**WHAT THE TASK ASKS**
Search the records for the string "Airport" and return each line that has it.

**DATA FOR THIS EXERCISE**
##########
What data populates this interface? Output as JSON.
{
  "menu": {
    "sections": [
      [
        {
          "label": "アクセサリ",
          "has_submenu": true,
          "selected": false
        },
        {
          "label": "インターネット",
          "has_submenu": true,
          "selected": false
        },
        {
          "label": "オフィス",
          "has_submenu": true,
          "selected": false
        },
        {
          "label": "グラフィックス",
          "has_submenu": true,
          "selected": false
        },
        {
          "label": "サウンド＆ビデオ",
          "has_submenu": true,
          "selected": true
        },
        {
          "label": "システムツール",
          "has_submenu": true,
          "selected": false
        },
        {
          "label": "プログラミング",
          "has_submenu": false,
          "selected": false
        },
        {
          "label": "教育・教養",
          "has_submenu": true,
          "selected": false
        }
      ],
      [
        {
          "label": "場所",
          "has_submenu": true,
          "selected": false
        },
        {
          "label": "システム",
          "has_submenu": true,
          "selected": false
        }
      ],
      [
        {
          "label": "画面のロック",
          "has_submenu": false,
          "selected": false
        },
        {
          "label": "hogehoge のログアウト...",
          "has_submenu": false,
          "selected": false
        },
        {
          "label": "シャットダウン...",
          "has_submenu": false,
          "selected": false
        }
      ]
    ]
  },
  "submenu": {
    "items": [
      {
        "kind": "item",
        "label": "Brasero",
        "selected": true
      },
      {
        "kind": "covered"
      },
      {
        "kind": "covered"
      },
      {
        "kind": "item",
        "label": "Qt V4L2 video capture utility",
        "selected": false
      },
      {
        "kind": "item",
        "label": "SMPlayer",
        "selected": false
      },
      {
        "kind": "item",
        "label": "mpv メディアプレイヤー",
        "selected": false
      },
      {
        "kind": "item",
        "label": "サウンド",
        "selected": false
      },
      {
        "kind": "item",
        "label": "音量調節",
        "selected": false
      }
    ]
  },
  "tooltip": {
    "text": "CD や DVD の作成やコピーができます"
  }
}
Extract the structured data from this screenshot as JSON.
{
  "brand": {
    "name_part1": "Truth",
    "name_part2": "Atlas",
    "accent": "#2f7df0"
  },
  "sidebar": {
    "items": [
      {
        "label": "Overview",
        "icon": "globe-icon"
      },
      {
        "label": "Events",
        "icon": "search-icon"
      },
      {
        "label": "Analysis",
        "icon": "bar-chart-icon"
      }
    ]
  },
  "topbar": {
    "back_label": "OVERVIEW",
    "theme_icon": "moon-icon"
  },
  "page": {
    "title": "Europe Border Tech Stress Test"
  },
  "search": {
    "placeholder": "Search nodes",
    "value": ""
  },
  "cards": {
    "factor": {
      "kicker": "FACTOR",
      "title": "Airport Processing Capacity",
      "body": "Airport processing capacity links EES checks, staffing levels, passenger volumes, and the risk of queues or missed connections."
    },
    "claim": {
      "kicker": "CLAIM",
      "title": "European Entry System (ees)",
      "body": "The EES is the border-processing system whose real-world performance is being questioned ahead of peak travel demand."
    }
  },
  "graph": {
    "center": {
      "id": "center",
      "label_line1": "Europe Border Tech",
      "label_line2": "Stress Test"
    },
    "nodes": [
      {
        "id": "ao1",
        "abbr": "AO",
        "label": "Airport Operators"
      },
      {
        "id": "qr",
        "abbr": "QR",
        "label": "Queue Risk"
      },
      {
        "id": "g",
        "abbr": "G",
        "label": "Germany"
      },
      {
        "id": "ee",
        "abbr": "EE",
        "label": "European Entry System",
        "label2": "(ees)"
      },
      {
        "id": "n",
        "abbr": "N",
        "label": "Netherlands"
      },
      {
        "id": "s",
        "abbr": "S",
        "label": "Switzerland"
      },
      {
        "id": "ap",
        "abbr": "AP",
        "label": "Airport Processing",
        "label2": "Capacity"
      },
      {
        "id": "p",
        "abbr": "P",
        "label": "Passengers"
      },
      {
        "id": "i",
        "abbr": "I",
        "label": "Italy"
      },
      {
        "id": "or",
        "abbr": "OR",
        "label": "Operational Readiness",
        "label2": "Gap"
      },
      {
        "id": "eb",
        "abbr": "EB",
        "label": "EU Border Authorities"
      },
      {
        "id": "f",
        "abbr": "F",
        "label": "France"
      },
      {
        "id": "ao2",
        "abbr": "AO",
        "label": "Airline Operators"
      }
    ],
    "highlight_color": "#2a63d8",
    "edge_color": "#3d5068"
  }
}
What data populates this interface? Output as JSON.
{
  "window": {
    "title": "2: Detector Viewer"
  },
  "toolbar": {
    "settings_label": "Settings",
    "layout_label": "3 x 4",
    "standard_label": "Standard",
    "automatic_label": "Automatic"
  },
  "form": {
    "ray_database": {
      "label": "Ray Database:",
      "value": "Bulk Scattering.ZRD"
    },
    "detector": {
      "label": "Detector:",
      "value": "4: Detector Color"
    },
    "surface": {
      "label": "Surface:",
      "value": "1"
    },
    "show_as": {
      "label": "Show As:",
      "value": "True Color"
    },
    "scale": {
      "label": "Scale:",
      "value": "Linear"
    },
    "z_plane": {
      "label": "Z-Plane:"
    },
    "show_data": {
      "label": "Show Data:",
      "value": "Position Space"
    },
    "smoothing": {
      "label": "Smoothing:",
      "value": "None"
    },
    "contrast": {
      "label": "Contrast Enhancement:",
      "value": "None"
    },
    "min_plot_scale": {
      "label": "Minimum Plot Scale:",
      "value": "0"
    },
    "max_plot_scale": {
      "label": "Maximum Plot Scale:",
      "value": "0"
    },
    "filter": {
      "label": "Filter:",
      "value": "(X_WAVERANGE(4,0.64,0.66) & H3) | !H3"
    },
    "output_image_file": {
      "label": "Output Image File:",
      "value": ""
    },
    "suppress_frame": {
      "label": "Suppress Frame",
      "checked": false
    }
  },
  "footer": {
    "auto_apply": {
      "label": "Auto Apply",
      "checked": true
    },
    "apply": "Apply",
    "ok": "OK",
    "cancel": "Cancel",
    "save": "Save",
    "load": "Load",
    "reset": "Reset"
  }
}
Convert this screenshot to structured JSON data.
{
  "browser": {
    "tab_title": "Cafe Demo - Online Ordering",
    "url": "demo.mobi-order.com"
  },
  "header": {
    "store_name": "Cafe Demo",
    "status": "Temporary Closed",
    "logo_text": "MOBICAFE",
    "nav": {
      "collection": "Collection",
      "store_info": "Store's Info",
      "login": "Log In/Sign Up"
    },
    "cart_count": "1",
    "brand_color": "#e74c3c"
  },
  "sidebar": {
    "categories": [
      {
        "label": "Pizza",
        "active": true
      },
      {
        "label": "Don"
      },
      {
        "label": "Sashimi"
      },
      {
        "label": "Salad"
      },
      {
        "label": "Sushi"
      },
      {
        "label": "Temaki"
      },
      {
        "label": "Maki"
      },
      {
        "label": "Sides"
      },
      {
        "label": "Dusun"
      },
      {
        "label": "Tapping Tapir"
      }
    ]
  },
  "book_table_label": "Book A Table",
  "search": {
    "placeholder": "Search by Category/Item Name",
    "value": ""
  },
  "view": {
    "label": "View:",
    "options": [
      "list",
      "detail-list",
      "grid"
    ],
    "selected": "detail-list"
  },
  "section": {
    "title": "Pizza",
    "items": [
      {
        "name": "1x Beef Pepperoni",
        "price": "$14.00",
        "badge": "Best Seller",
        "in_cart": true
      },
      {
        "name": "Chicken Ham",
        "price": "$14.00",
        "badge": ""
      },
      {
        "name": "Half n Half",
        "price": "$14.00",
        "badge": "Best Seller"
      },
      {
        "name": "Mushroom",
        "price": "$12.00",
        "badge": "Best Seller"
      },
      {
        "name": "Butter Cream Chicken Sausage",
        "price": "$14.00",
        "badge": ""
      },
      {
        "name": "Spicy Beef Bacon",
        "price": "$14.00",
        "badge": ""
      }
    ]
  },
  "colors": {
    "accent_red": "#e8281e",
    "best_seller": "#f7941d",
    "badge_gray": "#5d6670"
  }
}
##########
**OUTPUT FOR THIS TASK**
      "title": "Airport Processing Capacity",
      "body": "Airport processing capacity links EES checks, staffing levels, passenger volumes, and the risk of queues or missed connections."
        "label": "Airport Operators"
        "label": "Airport Processing",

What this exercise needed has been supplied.